• REQUIRED ACTION: If an entry below holds a picture, skip the picture and copy everything else exactly.

• RECORDS:
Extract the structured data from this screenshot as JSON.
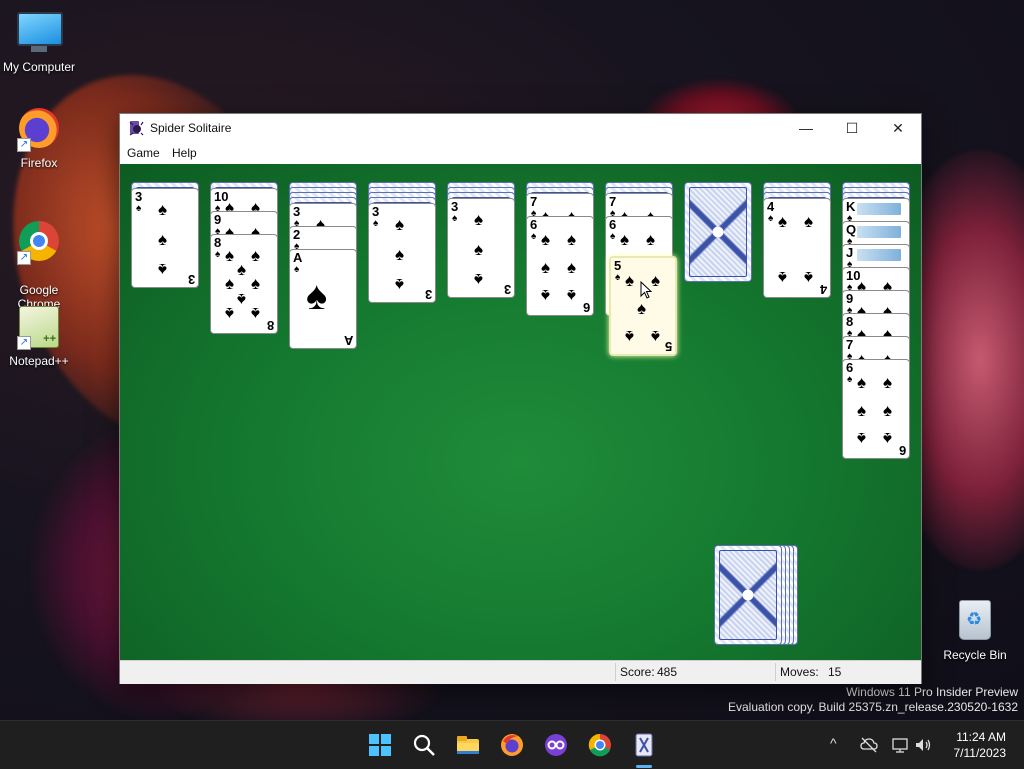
{
  "desktop": {
    "icons": [
      {
        "label": "My Computer"
      },
      {
        "label": "Firefox"
      },
      {
        "label": "Google\nChrome"
      },
      {
        "label": "Notepad++"
      },
      {
        "label": "Recycle Bin"
      }
    ],
    "watermark": {
      "line1": "Windows 11 Pro Insider Preview",
      "line2": "Evaluation copy. Build 25375.zn_release.230520-1632"
    }
  },
  "window": {
    "title": "Spider Solitaire",
    "controls": {
      "minimize": "—",
      "maximize": "☐",
      "close": "✕"
    },
    "menu": [
      "Game",
      "Help"
    ],
    "status": {
      "score_label": "Score:",
      "score": "485",
      "moves_label": "Moves:",
      "moves": "15"
    }
  },
  "game": {
    "suit": "♠",
    "columns": [
      {
        "face_down": 1,
        "face_up": [
          "3"
        ]
      },
      {
        "face_down": 1,
        "face_up": [
          "10",
          "9",
          "8"
        ]
      },
      {
        "face_down": 4,
        "face_up": [
          "3",
          "2",
          "A"
        ]
      },
      {
        "face_down": 4,
        "face_up": [
          "3"
        ]
      },
      {
        "face_down": 3,
        "face_up": [
          "3"
        ]
      },
      {
        "face_down": 2,
        "face_up": [
          "7",
          "6"
        ]
      },
      {
        "face_down": 2,
        "face_up": [
          "7",
          "6"
        ],
        "dragging": "5"
      },
      {
        "face_down": 1,
        "face_up": []
      },
      {
        "face_down": 3,
        "face_up": [
          "4"
        ]
      },
      {
        "face_down": 3,
        "face_up": [
          "K",
          "Q",
          "J",
          "10",
          "9",
          "8",
          "7",
          "6"
        ]
      }
    ],
    "stock_piles": 5
  },
  "taskbar": {
    "apps": [
      "start",
      "search",
      "file-explorer",
      "firefox",
      "media-player",
      "chrome",
      "spider-solitaire"
    ],
    "tray": {
      "chevron": "^",
      "network": "⛁",
      "volume": "🔊"
    },
    "clock": {
      "time": "11:24 AM",
      "date": "7/11/2023"
    }
  }
}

• RESPONSE:
Extract the structured data from this screenshot as JSON.
{
  "desktop": {
    "icons": [
      {
        "label": "My Computer"
      },
      {
        "label": "Firefox"
      },
      {
        "label": "Google\nChrome"
      },
      {
        "label": "Notepad++"
      },
      {
        "label": "Recycle Bin"
      }
    ],
    "watermark": {
      "line1": "Windows 11 Pro Insider Preview",
      "line2": "Evaluation copy. Build 25375.zn_release.230520-1632"
    }
  },
  "window": {
    "title": "Spider Solitaire",
    "controls": {
      "minimize": "—",
      "maximize": "☐",
      "close": "✕"
    },
    "menu": [
      "Game",
      "Help"
    ],
    "status": {
      "score_label": "Score:",
      "score": "485",
      "moves_label": "Moves:",
      "moves": "15"
    }
  },
  "game": {
    "suit": "♠",
    "columns": [
      {
        "face_down": 1,
        "face_up": [
          "3"
        ]
      },
      {
        "face_down": 1,
        "face_up": [
          "10",
          "9",
          "8"
        ]
      },
      {
        "face_down": 4,
        "face_up": [
          "3",
          "2",
          "A"
        ]
      },
      {
        "face_down": 4,
        "face_up": [
          "3"
        ]
      },
      {
        "face_down": 3,
        "face_up": [
          "3"
        ]
      },
      {
        "face_down": 2,
        "face_up": [
          "7",
          "6"
        ]
      },
      {
        "face_down": 2,
        "face_up": [
          "7",
          "6"
        ],
        "dragging": "5"
      },
      {
        "face_down": 1,
        "face_up": []
      },
      {
        "face_down": 3,
        "face_up": [
          "4"
        ]
      },
      {
        "face_down": 3,
        "face_up": [
          "K",
          "Q",
          "J",
          "10",
          "9",
          "8",
          "7",
          "6"
        ]
      }
    ],
    "stock_piles": 5
  },
  "taskbar": {
    "apps": [
      "start",
      "search",
      "file-explorer",
      "firefox",
      "media-player",
      "chrome",
      "spider-solitaire"
    ],
    "tray": {
      "chevron": "^",
      "network": "⛁",
      "volume": "🔊"
    },
    "clock": {
      "time": "11:24 AM",
      "date": "7/11/2023"
    }
  }
}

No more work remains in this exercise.